Source: The Conversation (Au and NZ) – By Michelle Grattan, Professorial Fellow, University of Canberra

COVID-19 has meant international students have been unable to arrive in Australia to commence their studies, devastating one of our most profitable sectors.

We’re joined in this podcast by Phil Honeywood, CEO of the International Education Association of Australia to talk about the impact of the pandemic on universities, students, and the economy – and the way forward.

Honeywood says the data shows many international students have voted with their feet and given up their Australian courses to study elsewhere – Britain, Canada, and now even United States under Joe Biden’s more open door policy.

“For example, UK university international student enrolments are up over 30% year on year. […] They’re recruiting full fee, paying international students at Australia’s expense, and we lose enormous market share to those countries because they’ve kept the doors open largely throughout the pandemic.”

“And as we know, that has also reverberated across our agriculture, horticultural and hospitality sectors in our economy who’ve relied very heavily on international students to fill the low skilled jobs.”

One problem in restarting the industry is what Honeywood calls a “pass the parcel syndrome”.

“On the one hand, the federal government say, yes state government can be masters of their own destiny and put up a student return plan which the federal government endorsed. On the other hand, when it looked as though we’re going to have large numbers of international students coming back in one state, the federal government remind everybody that no, actually they control Border Force. They control visa entry into the country and they will choose to tell the state to get back to its box.”
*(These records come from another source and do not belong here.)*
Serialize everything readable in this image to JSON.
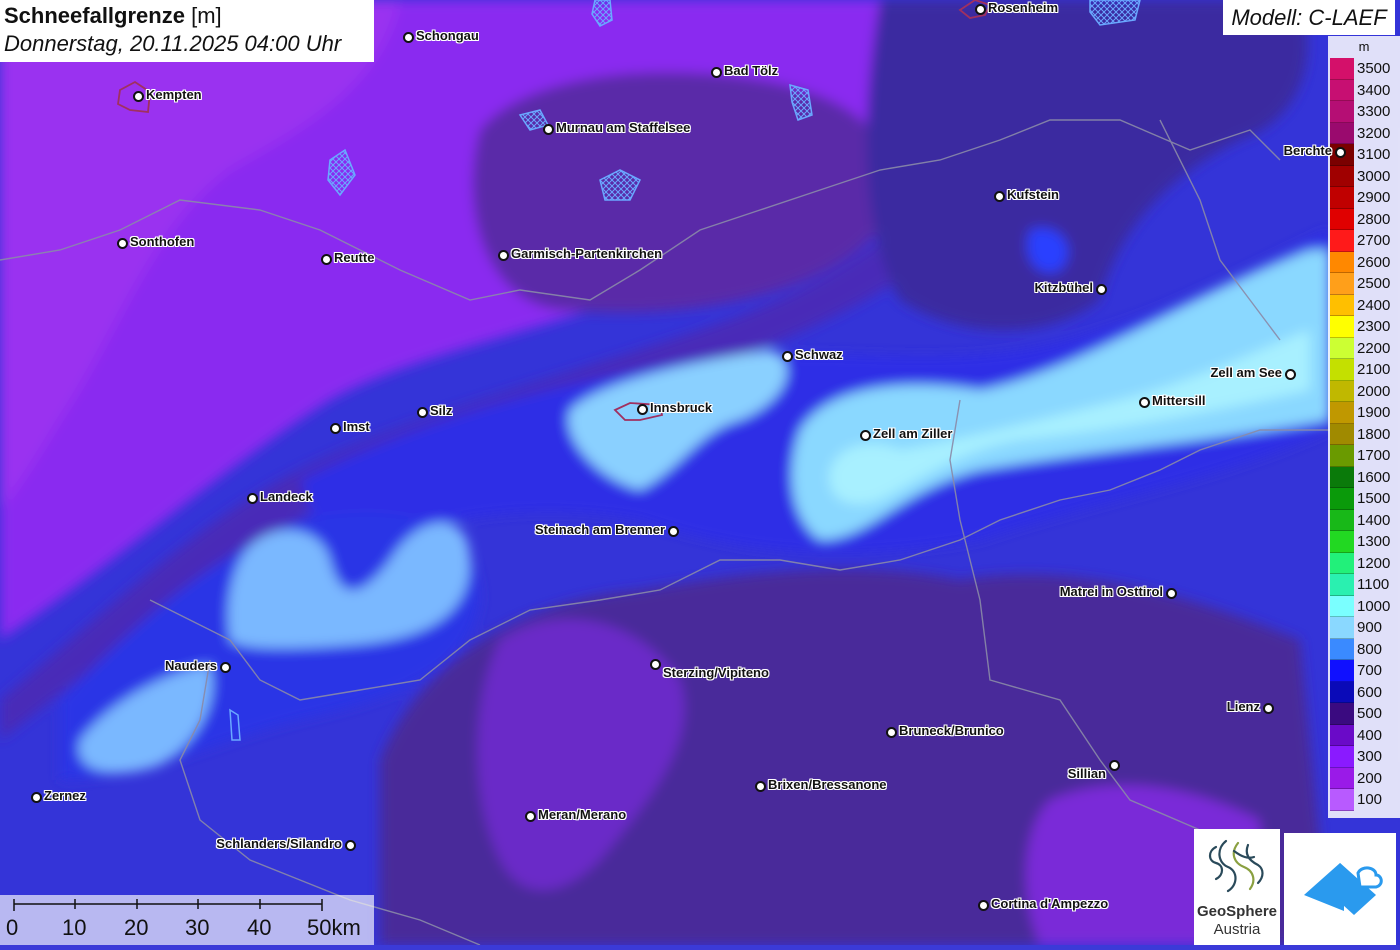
{
  "header": {
    "title_bold": "Schneefallgrenze",
    "title_unit": "[m]",
    "datetime": "Donnerstag, 20.11.2025 04:00 Uhr",
    "model": "Modell: C-LAEF"
  },
  "legend": {
    "unit": "m",
    "items": [
      {
        "value": "3500",
        "color": "#d4106a"
      },
      {
        "value": "3400",
        "color": "#c70f72"
      },
      {
        "value": "3300",
        "color": "#b50e74"
      },
      {
        "value": "3200",
        "color": "#9a0a6e"
      },
      {
        "value": "3100",
        "color": "#7a0000"
      },
      {
        "value": "3000",
        "color": "#a00000"
      },
      {
        "value": "2900",
        "color": "#c00000"
      },
      {
        "value": "2800",
        "color": "#e00000"
      },
      {
        "value": "2700",
        "color": "#ff1a1a"
      },
      {
        "value": "2600",
        "color": "#ff8800"
      },
      {
        "value": "2500",
        "color": "#ff9f1a"
      },
      {
        "value": "2400",
        "color": "#ffbf00"
      },
      {
        "value": "2300",
        "color": "#ffff00"
      },
      {
        "value": "2200",
        "color": "#ccff33"
      },
      {
        "value": "2100",
        "color": "#c4e000"
      },
      {
        "value": "2000",
        "color": "#c0b800"
      },
      {
        "value": "1900",
        "color": "#c09800"
      },
      {
        "value": "1800",
        "color": "#a08a00"
      },
      {
        "value": "1700",
        "color": "#6a9a00"
      },
      {
        "value": "1600",
        "color": "#0a7a0a"
      },
      {
        "value": "1500",
        "color": "#0a9a0a"
      },
      {
        "value": "1400",
        "color": "#18b818"
      },
      {
        "value": "1300",
        "color": "#22d822"
      },
      {
        "value": "1200",
        "color": "#22f07a"
      },
      {
        "value": "1100",
        "color": "#2af0b0"
      },
      {
        "value": "1000",
        "color": "#7affff"
      },
      {
        "value": "900",
        "color": "#8ad8ff"
      },
      {
        "value": "800",
        "color": "#3a8aff"
      },
      {
        "value": "700",
        "color": "#1010ff"
      },
      {
        "value": "600",
        "color": "#0a0ab8"
      },
      {
        "value": "500",
        "color": "#3a0a80"
      },
      {
        "value": "400",
        "color": "#6a0ac8"
      },
      {
        "value": "300",
        "color": "#8a1aff"
      },
      {
        "value": "200",
        "color": "#9a1ae8"
      },
      {
        "value": "100",
        "color": "#b85aff"
      }
    ]
  },
  "cities": [
    {
      "name": "Rosenheim"
    },
    {
      "name": "Schongau"
    },
    {
      "name": "Bad Tölz"
    },
    {
      "name": "Kempten"
    },
    {
      "name": "Murnau am Staffelsee"
    },
    {
      "name": "Berchte"
    },
    {
      "name": "Kufstein"
    },
    {
      "name": "Sonthofen"
    },
    {
      "name": "Reutte"
    },
    {
      "name": "Garmisch-Partenkirchen"
    },
    {
      "name": "Kitzbühel"
    },
    {
      "name": "Schwaz"
    },
    {
      "name": "Zell am See"
    },
    {
      "name": "Mittersill"
    },
    {
      "name": "Innsbruck"
    },
    {
      "name": "Silz"
    },
    {
      "name": "Imst"
    },
    {
      "name": "Zell am Ziller"
    },
    {
      "name": "Landeck"
    },
    {
      "name": "Steinach am Brenner"
    },
    {
      "name": "Matrei in Osttirol"
    },
    {
      "name": "Nauders"
    },
    {
      "name": "Sterzing/Vipiteno"
    },
    {
      "name": "Lienz"
    },
    {
      "name": "Bruneck/Brunico"
    },
    {
      "name": "Sillian"
    },
    {
      "name": "Brixen/Bressanone"
    },
    {
      "name": "Zernez"
    },
    {
      "name": "Meran/Merano"
    },
    {
      "name": "Schlanders/Silandro"
    },
    {
      "name": "Cortina d'Ampezzo"
    }
  ],
  "scalebar": {
    "labels": [
      "0",
      "10",
      "20",
      "30",
      "40",
      "50km"
    ]
  },
  "logos": {
    "geosphere_line1": "GeoSphere",
    "geosphere_line2": "Austria"
  },
  "colors": {
    "deep_purple": "#5a2aa8",
    "purple": "#8a2af0",
    "blue": "#2e2ee0",
    "light_blue": "#7ab6ff",
    "cyan": "#9ae8ff"
  }
}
Honeywood criticises the Home Affairs Department for being unwilling to endorse student visas for Africans. These students go to the Uk in “the tens of thousands” but “our Home Affairs Department who issue student visas […] seem to prefer to just say no to African students”.

Honeywood also says “it’s really important to understand the motivation of young people who want to study in another country. For many of them, it’s a chance to obviously explore their own personality, to prove their resilience.”
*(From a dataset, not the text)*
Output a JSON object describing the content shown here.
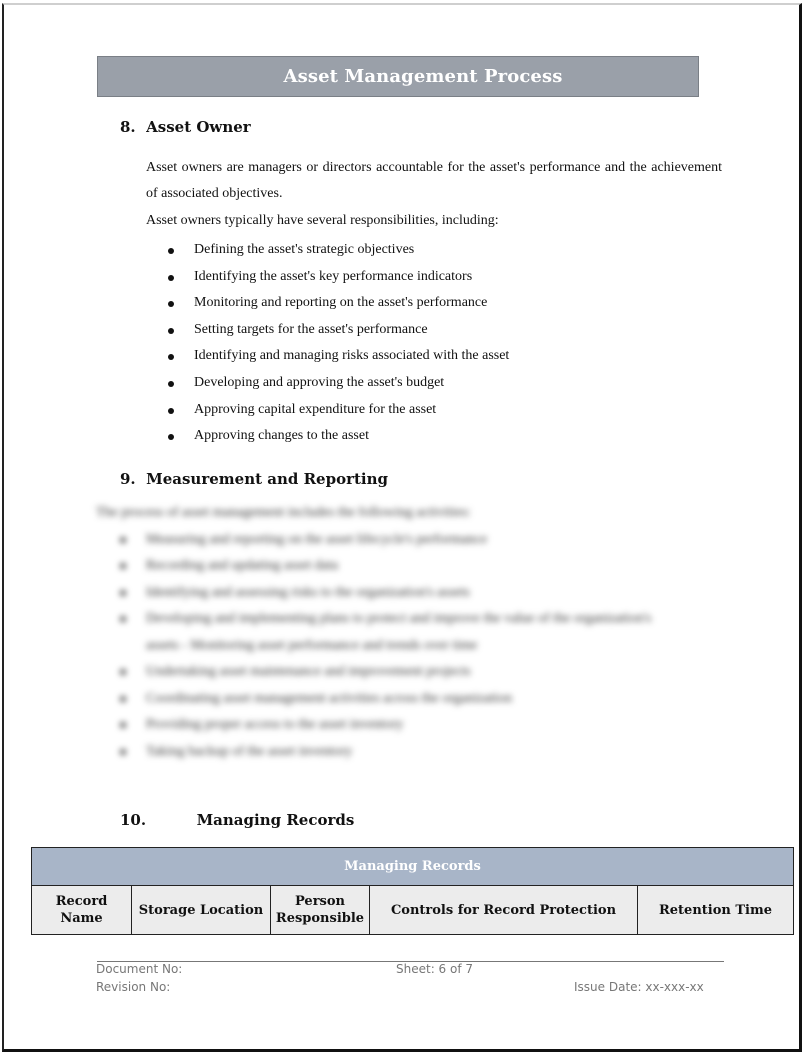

A report released this week by the International Education Association of Australia titled ‘Student Voices’ found that “the appetite for face-to-face study in Australia is a primary driver”.

The Conversation

Michelle Grattan does not work for, consult, own shares in or receive funding from any company or organisation that would benefit from this article, and has disclosed no relevant affiliations beyond their academic appointment.

ref. Politics with Michelle Grattan: Phil Honeywood on the challenges of getting international students back –